Think of it this way: your website is like a restaurant. The storefront—signage, exterior design, and more—looks awesome. People passing by can’t help but stop in front of the restaurant to check out the menu on display, but after flipping through the menu, they walk away. Perhaps they didn’t see anything interesting; they weren’t impressed.
The good news is you can enhance the “menu” from design to actual content.
The same goes for your website. Locate all pages that you can optimize further to get more clicks, leads, or conversions.
3. See where your visitors are coming from
Similar to GA’s Acquisition tab, GSC can help you see where your visitors are coming from. The Search Traffic tab covers metrics for user location, device used, and external links.
These links, especially if they’re from reliable websites, can increase your site’s domain authority in the eyes of Google.
Also, under the Search Traffic tab, click the tab labeled “Links to Your Site” and look for the “How your data is linked” section.
You will see here the anchor text or keywords that other websites often use when linking back to yours. Use this data to improve your keyword research further.
What to Do with All That Data?
Google Analytics and Google Search Console are a godsend to any digital marketer. You get to know your audience better—who they really are, how they behave online, how they discover you.
But all this valuable data is worth nothing unless put to good use. Here are a few actionable tips:
1. Redefine YOUR audience targeting.
Now that you know more about your audience, you’re well-equipped to redefine your audience targeting. Combine your GA reports with GSC data, and you can come up with more specific market segmentation. Optimize your marketing efforts with these redefined segments in mind.
2. Determine any low-hanging fruit.
When collecting data, don’t focus only on pages/content that perform the best.
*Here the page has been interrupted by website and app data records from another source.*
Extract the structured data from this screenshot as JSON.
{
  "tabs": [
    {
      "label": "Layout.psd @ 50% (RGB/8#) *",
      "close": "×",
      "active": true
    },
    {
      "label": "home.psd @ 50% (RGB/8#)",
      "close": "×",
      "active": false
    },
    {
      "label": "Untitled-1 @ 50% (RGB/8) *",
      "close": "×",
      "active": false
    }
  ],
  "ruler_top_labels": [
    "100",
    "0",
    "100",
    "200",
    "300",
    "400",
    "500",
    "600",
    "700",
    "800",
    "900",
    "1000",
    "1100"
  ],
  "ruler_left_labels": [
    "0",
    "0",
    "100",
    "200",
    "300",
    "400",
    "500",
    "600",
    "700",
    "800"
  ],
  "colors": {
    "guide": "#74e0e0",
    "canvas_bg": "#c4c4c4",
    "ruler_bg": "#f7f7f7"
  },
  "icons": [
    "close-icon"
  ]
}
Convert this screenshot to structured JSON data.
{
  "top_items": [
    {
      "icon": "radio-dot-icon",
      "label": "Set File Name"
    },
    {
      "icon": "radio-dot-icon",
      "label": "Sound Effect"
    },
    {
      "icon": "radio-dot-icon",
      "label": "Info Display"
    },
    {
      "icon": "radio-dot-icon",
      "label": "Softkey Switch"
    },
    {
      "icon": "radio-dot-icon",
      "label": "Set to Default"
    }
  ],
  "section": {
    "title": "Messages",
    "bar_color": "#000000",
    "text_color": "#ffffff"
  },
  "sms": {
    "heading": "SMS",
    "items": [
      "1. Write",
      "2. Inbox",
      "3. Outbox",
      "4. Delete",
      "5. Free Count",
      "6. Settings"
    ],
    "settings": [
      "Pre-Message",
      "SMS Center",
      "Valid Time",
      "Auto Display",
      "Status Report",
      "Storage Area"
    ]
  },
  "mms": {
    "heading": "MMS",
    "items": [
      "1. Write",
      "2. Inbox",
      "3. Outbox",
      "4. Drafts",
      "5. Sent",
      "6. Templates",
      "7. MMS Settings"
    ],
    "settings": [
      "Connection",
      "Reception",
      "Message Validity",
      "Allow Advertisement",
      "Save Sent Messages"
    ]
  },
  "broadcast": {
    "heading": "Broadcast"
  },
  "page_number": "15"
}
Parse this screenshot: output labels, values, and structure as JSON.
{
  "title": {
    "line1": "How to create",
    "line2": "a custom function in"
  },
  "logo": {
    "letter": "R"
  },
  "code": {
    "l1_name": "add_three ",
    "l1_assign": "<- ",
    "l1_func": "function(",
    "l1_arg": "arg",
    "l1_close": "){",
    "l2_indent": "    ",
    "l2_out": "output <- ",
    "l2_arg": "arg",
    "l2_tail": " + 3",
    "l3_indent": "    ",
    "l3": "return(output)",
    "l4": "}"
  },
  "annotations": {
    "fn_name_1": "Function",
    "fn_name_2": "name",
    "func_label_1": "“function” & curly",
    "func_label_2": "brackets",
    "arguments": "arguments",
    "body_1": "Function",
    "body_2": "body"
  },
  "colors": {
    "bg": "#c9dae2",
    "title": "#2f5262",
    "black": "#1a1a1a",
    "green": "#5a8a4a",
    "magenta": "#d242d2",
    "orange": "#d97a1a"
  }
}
Look out for any “low-hanging fruit”: keywords, topics, or pages that can bring immediate, positive results if you use the right strategy.
Remember, data about keywords often used, devices used, and behavior flow can help you determine which audience is at what stage of the buyer’s journey.
Analyze all of this before picking out a strategy, whether it’s boosting your paid media campaigns or implementing stronger local SEO efforts.
3. Refine Pay Per Click efforts using GA and GSC data.
Among various digital marketing campaigns, PPC ads bring instant results. Pick out the right keywords and bidding strategy, set a suitable budget, and you can drive high-quality leads to your website.
Refine your PPC campaign with data insights you get from GA and GSC. You might be getting more leads by spending less on your campaign.
The great thing with PPC is that you can control your spending and monitor its performance in real-time. You can test your new strategies based on GA and GSC data on PPC. If they work, adopt these strategies for your SEO, social media, and other campaigns as well.
4. Continue to track the data to see whether recent efforts have paid off.
User data can show up on Google Analytics and Google Search Console in 24 to 48 hours. Whenever you run new ad or content campaigns on your website, make sure to monitor the results on the free Google tools we’ve just presented to you.
The digital marketing industry is ever-changing. Don’t get left behind with a “set and forget it” mindset. Test different strategies and make constant adjustments to keep your online stream of customers steady.
Remember these key basic metrics in Google Analytics and Google Search Console. They house valuable data which are useful to optimizing for conversion.
Learning new things about digital marketing, every day.